_Task prompt_
Each record that follows is to be reproduced verbatim.

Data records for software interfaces
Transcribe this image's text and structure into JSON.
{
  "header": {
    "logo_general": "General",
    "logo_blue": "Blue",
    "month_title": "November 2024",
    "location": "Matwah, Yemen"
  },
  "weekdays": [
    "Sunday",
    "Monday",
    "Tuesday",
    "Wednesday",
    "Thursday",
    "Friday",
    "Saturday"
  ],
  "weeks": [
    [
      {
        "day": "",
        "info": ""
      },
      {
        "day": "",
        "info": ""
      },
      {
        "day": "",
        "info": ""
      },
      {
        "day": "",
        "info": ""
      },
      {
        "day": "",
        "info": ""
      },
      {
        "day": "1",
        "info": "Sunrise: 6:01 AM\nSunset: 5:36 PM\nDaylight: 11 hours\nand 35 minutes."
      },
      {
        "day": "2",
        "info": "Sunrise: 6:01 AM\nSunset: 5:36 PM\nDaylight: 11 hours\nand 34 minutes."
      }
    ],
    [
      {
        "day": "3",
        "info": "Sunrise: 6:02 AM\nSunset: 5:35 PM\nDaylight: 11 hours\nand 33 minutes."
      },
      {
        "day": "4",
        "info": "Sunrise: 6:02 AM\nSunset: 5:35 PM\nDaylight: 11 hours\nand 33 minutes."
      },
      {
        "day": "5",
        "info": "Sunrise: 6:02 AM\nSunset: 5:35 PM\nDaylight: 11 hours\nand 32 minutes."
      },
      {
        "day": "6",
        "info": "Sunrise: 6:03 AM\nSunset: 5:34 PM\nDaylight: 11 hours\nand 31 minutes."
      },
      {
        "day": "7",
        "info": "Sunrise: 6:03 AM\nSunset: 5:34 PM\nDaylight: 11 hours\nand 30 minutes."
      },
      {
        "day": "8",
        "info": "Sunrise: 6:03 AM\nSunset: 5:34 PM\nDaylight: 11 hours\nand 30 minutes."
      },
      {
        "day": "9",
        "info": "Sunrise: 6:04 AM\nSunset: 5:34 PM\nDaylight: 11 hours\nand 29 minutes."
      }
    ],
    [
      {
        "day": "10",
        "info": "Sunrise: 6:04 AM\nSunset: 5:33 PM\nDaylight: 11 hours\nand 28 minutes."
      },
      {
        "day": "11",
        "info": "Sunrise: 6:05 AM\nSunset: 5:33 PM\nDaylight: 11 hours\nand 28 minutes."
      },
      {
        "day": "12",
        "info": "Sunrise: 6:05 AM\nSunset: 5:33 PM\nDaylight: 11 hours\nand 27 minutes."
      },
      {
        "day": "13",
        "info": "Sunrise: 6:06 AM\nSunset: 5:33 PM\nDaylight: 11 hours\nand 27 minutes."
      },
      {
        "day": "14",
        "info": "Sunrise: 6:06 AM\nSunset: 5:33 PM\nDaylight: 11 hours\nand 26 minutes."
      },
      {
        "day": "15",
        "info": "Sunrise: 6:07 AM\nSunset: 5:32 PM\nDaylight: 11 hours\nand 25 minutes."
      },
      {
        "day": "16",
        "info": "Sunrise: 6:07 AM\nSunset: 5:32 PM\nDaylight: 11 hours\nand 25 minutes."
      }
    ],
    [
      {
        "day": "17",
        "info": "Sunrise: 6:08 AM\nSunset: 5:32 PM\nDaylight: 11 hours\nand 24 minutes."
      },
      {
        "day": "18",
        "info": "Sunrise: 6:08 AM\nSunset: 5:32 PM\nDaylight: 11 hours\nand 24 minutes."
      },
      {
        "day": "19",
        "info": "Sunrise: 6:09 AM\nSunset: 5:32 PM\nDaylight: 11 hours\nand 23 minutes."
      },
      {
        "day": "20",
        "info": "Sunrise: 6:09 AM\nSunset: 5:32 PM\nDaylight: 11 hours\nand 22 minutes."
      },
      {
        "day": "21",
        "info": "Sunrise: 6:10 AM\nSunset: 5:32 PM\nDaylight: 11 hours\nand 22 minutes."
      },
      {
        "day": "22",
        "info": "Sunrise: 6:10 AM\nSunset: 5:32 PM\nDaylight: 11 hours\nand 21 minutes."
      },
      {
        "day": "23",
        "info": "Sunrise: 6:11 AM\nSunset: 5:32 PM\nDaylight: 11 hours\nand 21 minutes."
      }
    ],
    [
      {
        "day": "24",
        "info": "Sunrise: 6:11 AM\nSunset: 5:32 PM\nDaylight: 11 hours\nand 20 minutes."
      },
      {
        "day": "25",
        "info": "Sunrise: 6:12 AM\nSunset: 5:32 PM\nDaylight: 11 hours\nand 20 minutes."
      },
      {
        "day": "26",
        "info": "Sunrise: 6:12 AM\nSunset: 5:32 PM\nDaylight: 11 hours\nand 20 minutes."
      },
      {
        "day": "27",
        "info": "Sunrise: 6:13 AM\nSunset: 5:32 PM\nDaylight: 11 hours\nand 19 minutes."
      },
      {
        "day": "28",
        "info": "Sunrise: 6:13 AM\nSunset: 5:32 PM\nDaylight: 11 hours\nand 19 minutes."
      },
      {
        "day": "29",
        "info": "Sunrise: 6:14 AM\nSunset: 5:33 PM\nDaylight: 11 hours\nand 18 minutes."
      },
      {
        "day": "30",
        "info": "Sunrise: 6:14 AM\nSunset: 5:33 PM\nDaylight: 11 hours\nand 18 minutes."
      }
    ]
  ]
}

_Final answer_
Transcribe this image's text and structure into JSON.
{
  "header": {
    "logo_general": "General",
    "logo_blue": "Blue",
    "month_title": "November 2024",
    "location": "Matwah, Yemen"
  },
  "weekdays": [
    "Sunday",
    "Monday",
    "Tuesday",
    "Wednesday",
    "Thursday",
    "Friday",
    "Saturday"
  ],
  "weeks": [
    [
      {
        "day": "",
        "info": ""
      },
      {
        "day": "",
        "info": ""
      },
      {
        "day": "",
        "info": ""
      },
      {
        "day": "",
        "info": ""
      },
      {
        "day": "",
        "info": ""
      },
      {
        "day": "1",
        "info": "Sunrise: 6:01 AM\nSunset: 5:36 PM\nDaylight: 11 hours\nand 35 minutes."
      },
      {
        "day": "2",
        "info": "Sunrise: 6:01 AM\nSunset: 5:36 PM\nDaylight: 11 hours\nand 34 minutes."
      }
    ],
    [
      {
        "day": "3",
        "info": "Sunrise: 6:02 AM\nSunset: 5:35 PM\nDaylight: 11 hours\nand 33 minutes."
      },
      {
        "day": "4",
        "info": "Sunrise: 6:02 AM\nSunset: 5:35 PM\nDaylight: 11 hours\nand 33 minutes."
      },
      {
        "day": "5",
        "info": "Sunrise: 6:02 AM\nSunset: 5:35 PM\nDaylight: 11 hours\nand 32 minutes."
      },
      {
        "day": "6",
        "info": "Sunrise: 6:03 AM\nSunset: 5:34 PM\nDaylight: 11 hours\nand 31 minutes."
      },
      {
        "day": "7",
        "info": "Sunrise: 6:03 AM\nSunset: 5:34 PM\nDaylight: 11 hours\nand 30 minutes."
      },
      {
        "day": "8",
        "info": "Sunrise: 6:03 AM\nSunset: 5:34 PM\nDaylight: 11 hours\nand 30 minutes."
      },
      {
        "day": "9",
        "info": "Sunrise: 6:04 AM\nSunset: 5:34 PM\nDaylight: 11 hours\nand 29 minutes."
      }
    ],
    [
      {
        "day": "10",
        "info": "Sunrise: 6:04 AM\nSunset: 5:33 PM\nDaylight: 11 hours\nand 28 minutes."
      },
      {
        "day": "11",
        "info": "Sunrise: 6:05 AM\nSunset: 5:33 PM\nDaylight: 11 hours\nand 28 minutes."
      },
      {
        "day": "12",
        "info": "Sunrise: 6:05 AM\nSunset: 5:33 PM\nDaylight: 11 hours\nand 27 minutes."
      },
      {
        "day": "13",
        "info": "Sunrise: 6:06 AM\nSunset: 5:33 PM\nDaylight: 11 hours\nand 27 minutes."
      },
      {
        "day": "14",
        "info": "Sunrise: 6:06 AM\nSunset: 5:33 PM\nDaylight: 11 hours\nand 26 minutes."
      },
      {
        "day": "15",
        "info": "Sunrise: 6:07 AM\nSunset: 5:32 PM\nDaylight: 11 hours\nand 25 minutes."
      },
      {
        "day": "16",
        "info": "Sunrise: 6:07 AM\nSunset: 5:32 PM\nDaylight: 11 hours\nand 25 minutes."
      }
    ],
    [
      {
        "day": "17",
        "info": "Sunrise: 6:08 AM\nSunset: 5:32 PM\nDaylight: 11 hours\nand 24 minutes."
      },
      {
        "day": "18",
        "info": "Sunrise: 6:08 AM\nSunset: 5:32 PM\nDaylight: 11 hours\nand 24 minutes."
      },
      {
        "day": "19",
        "info": "Sunrise: 6:09 AM\nSunset: 5:32 PM\nDaylight: 11 hours\nand 23 minutes."
      },
      {
        "day": "20",
        "info": "Sunrise: 6:09 AM\nSunset: 5:32 PM\nDaylight: 11 hours\nand 22 minutes."
      },
      {
        "day": "21",
        "info": "Sunrise: 6:10 AM\nSunset: 5:32 PM\nDaylight: 11 hours\nand 22 minutes."
      },
      {
        "day": "22",
        "info": "Sunrise: 6:10 AM\nSunset: 5:32 PM\nDaylight: 11 hours\nand 21 minutes."
      },
      {
        "day": "23",
        "info": "Sunrise: 6:11 AM\nSunset: 5:32 PM\nDaylight: 11 hours\nand 21 minutes."
      }
    ],
    [
      {
        "day": "24",
        "info": "Sunrise: 6:11 AM\nSunset: 5:32 PM\nDaylight: 11 hours\nand 20 minutes."
      },
      {
        "day": "25",
        "info": "Sunrise: 6:12 AM\nSunset: 5:32 PM\nDaylight: 11 hours\nand 20 minutes."
      },
      {
        "day": "26",
        "info": "Sunrise: 6:12 AM\nSunset: 5:32 PM\nDaylight: 11 hours\nand 20 minutes."
      },
      {
        "day": "27",
        "info": "Sunrise: 6:13 AM\nSunset: 5:32 PM\nDaylight: 11 hours\nand 19 minutes."
      },
      {
        "day": "28",
        "info": "Sunrise: 6:13 AM\nSunset: 5:32 PM\nDaylight: 11 hours\nand 19 minutes."
      },
      {
        "day": "29",
        "info": "Sunrise: 6:14 AM\nSunset: 5:33 PM\nDaylight: 11 hours\nand 18 minutes."
      },
      {
        "day": "30",
        "info": "Sunrise: 6:14 AM\nSunset: 5:33 PM\nDaylight: 11 hours\nand 18 minutes."
      }
    ]
  ]
}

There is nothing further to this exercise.